### EXERCISE AIM
Would you print all of the entries word for word?

### PROVIDED RECORDS
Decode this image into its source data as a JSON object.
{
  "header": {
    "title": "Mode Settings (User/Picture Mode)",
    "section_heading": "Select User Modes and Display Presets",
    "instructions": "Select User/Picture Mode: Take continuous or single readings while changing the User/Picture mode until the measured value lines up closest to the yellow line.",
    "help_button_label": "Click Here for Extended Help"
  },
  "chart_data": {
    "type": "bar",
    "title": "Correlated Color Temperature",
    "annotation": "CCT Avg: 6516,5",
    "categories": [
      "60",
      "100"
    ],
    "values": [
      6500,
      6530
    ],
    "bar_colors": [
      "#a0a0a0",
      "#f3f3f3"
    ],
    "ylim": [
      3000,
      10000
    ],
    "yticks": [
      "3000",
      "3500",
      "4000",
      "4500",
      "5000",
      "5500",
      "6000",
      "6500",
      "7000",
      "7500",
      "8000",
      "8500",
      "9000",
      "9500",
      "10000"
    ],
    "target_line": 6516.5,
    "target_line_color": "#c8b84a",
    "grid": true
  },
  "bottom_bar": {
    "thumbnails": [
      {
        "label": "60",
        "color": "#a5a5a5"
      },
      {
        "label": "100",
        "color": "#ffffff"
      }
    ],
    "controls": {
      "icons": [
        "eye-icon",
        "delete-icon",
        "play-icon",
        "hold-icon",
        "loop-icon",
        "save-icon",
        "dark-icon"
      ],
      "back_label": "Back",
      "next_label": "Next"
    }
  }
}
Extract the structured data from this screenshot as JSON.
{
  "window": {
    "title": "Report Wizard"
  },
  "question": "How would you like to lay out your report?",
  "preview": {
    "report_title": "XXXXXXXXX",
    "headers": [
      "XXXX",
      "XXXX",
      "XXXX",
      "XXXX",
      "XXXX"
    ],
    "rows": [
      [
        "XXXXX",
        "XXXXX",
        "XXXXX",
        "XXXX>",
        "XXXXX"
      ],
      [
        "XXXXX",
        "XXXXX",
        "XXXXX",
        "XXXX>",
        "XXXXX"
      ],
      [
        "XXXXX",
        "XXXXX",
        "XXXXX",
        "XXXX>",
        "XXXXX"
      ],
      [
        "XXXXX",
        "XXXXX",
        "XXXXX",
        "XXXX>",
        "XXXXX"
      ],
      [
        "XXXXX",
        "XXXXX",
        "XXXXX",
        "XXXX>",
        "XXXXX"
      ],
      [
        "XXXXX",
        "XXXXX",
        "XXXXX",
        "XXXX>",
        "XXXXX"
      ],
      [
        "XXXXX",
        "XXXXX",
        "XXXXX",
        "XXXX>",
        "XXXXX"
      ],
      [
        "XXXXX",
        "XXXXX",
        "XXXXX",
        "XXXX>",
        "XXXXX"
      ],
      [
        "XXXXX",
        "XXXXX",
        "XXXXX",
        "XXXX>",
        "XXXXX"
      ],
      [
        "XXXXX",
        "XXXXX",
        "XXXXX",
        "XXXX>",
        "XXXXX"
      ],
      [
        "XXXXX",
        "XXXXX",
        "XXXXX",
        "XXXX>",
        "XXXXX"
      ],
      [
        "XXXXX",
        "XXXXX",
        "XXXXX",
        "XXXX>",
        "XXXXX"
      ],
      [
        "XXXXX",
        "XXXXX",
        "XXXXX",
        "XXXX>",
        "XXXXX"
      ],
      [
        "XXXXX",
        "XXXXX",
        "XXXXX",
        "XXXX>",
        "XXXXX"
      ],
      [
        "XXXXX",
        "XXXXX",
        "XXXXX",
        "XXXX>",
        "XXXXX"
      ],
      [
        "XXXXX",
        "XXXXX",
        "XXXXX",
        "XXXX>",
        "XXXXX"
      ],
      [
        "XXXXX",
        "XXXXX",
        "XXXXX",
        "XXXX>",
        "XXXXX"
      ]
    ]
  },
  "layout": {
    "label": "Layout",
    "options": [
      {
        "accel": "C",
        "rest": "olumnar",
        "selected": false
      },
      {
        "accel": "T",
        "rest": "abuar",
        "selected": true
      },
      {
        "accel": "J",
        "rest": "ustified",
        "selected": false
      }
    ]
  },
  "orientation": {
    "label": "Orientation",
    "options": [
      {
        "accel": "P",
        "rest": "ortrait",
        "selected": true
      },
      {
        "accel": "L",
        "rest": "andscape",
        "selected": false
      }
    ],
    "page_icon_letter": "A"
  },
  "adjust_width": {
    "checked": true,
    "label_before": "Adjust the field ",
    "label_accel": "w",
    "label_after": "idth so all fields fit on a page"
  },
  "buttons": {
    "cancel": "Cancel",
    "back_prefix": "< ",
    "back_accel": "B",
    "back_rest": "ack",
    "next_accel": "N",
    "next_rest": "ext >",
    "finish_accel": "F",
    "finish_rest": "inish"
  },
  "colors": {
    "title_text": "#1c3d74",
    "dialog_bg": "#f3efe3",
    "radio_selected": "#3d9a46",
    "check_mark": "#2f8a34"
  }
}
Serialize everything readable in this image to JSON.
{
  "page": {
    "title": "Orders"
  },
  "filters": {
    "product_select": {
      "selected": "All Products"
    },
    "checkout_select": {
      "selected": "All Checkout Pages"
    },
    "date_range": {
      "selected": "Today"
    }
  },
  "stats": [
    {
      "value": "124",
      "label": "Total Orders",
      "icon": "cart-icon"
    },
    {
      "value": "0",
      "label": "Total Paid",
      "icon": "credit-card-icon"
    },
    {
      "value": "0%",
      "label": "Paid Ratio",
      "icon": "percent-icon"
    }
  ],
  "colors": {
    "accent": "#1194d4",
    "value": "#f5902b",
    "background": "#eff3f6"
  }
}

### ANSWER TO THE EXERCISE
Decode this image into its source data as a JSON object.
{
  "header": {
    "title": "Mode Settings (User/Picture Mode)",
    "section_heading": "Select User Modes and Display Presets",
    "instructions": "Select User/Picture Mode: Take continuous or single readings while changing the User/Picture mode until the measured value lines up closest to the yellow line.",
    "help_button_label": "Click Here for Extended Help"
  },
  "chart_data": {
    "type": "bar",
    "title": "Correlated Color Temperature",
    "annotation": "CCT Avg: 6516,5",
    "categories": [
      "60",
      "100"
    ],
    "values": [
      6500,
      6530
    ],
    "bar_colors": [
      "#a0a0a0",
      "#f3f3f3"
    ],
    "ylim": [
      3000,
      10000
    ],
    "yticks": [
      "3000",
      "3500",
      "4000",
      "4500",
      "5000",
      "5500",
      "6000",
      "6500",
      "7000",
      "7500",
      "8000",
      "8500",
      "9000",
      "9500",
      "10000"
    ],
    "target_line": 6516.5,
    "target_line_color": "#c8b84a",
    "grid": true
  },
  "bottom_bar": {
    "thumbnails": [
      {
        "label": "60",
        "color": "#a5a5a5"
      },
      {
        "label": "100",
        "color": "#ffffff"
      }
    ],
    "controls": {
      "icons": [
        "eye-icon",
        "delete-icon",
        "play-icon",
        "hold-icon",
        "loop-icon",
        "save-icon",
        "dark-icon"
      ],
      "back_label": "Back",
      "next_label": "Next"
    }
  }
}
Extract the structured data from this screenshot as JSON.
{
  "window": {
    "title": "Report Wizard"
  },
  "question": "How would you like to lay out your report?",
  "preview": {
    "report_title": "XXXXXXXXX",
    "headers": [
      "XXXX",
      "XXXX",
      "XXXX",
      "XXXX",
      "XXXX"
    ],
    "rows": [
      [
        "XXXXX",
        "XXXXX",
        "XXXXX",
        "XXXX>",
        "XXXXX"
      ],
      [
        "XXXXX",
        "XXXXX",
        "XXXXX",
        "XXXX>",
        "XXXXX"
      ],
      [
        "XXXXX",
        "XXXXX",
        "XXXXX",
        "XXXX>",
        "XXXXX"
      ],
      [
        "XXXXX",
        "XXXXX",
        "XXXXX",
        "XXXX>",
        "XXXXX"
      ],
      [
        "XXXXX",
        "XXXXX",
        "XXXXX",
        "XXXX>",
        "XXXXX"
      ],
      [
        "XXXXX",
        "XXXXX",
        "XXXXX",
        "XXXX>",
        "XXXXX"
      ],
      [
        "XXXXX",
        "XXXXX",
        "XXXXX",
        "XXXX>",
        "XXXXX"
      ],
      [
        "XXXXX",
        "XXXXX",
        "XXXXX",
        "XXXX>",
        "XXXXX"
      ],
      [
        "XXXXX",
        "XXXXX",
        "XXXXX",
        "XXXX>",
        "XXXXX"
      ],
      [
        "XXXXX",
        "XXXXX",
        "XXXXX",
        "XXXX>",
        "XXXXX"
      ],
      [
        "XXXXX",
        "XXXXX",
        "XXXXX",
        "XXXX>",
        "XXXXX"
      ],
      [
        "XXXXX",
        "XXXXX",
        "XXXXX",
        "XXXX>",
        "XXXXX"
      ],
      [
        "XXXXX",
        "XXXXX",
        "XXXXX",
        "XXXX>",
        "XXXXX"
      ],
      [
        "XXXXX",
        "XXXXX",
        "XXXXX",
        "XXXX>",
        "XXXXX"
      ],
      [
        "XXXXX",
        "XXXXX",
        "XXXXX",
        "XXXX>",
        "XXXXX"
      ],
      [
        "XXXXX",
        "XXXXX",
        "XXXXX",
        "XXXX>",
        "XXXXX"
      ],
      [
        "XXXXX",
        "XXXXX",
        "XXXXX",
        "XXXX>",
        "XXXXX"
      ]
    ]
  },
  "layout": {
    "label": "Layout",
    "options": [
      {
        "accel": "C",
        "rest": "olumnar",
        "selected": false
      },
      {
        "accel": "T",
        "rest": "abuar",
        "selected": true
      },
      {
        "accel": "J",
        "rest": "ustified",
        "selected": false
      }
    ]
  },
  "orientation": {
    "label": "Orientation",
    "options": [
      {
        "accel": "P",
        "rest": "ortrait",
        "selected": true
      },
      {
        "accel": "L",
        "rest": "andscape",
        "selected": false
      }
    ],
    "page_icon_letter": "A"
  },
  "adjust_width": {
    "checked": true,
    "label_before": "Adjust the field ",
    "label_accel": "w",
    "label_after": "idth so all fields fit on a page"
  },
  "buttons": {
    "cancel": "Cancel",
    "back_prefix": "< ",
    "back_accel": "B",
    "back_rest": "ack",
    "next_accel": "N",
    "next_rest": "ext >",
    "finish_accel": "F",
    "finish_rest": "inish"
  },
  "colors": {
    "title_text": "#1c3d74",
    "dialog_bg": "#f3efe3",
    "radio_selected": "#3d9a46",
    "check_mark": "#2f8a34"
  }
}
Serialize everything readable in this image to JSON.
{
  "page": {
    "title": "Orders"
  },
  "filters": {
    "product_select": {
      "selected": "All Products"
    },
    "checkout_select": {
      "selected": "All Checkout Pages"
    },
    "date_range": {
      "selected": "Today"
    }
  },
  "stats": [
    {
      "value": "124",
      "label": "Total Orders",
      "icon": "cart-icon"
    },
    {
      "value": "0",
      "label": "Total Paid",
      "icon": "credit-card-icon"
    },
    {
      "value": "0%",
      "label": "Paid Ratio",
      "icon": "percent-icon"
    }
  ],
  "colors": {
    "accent": "#1194d4",
    "value": "#f5902b",
    "background": "#eff3f6"
  }
}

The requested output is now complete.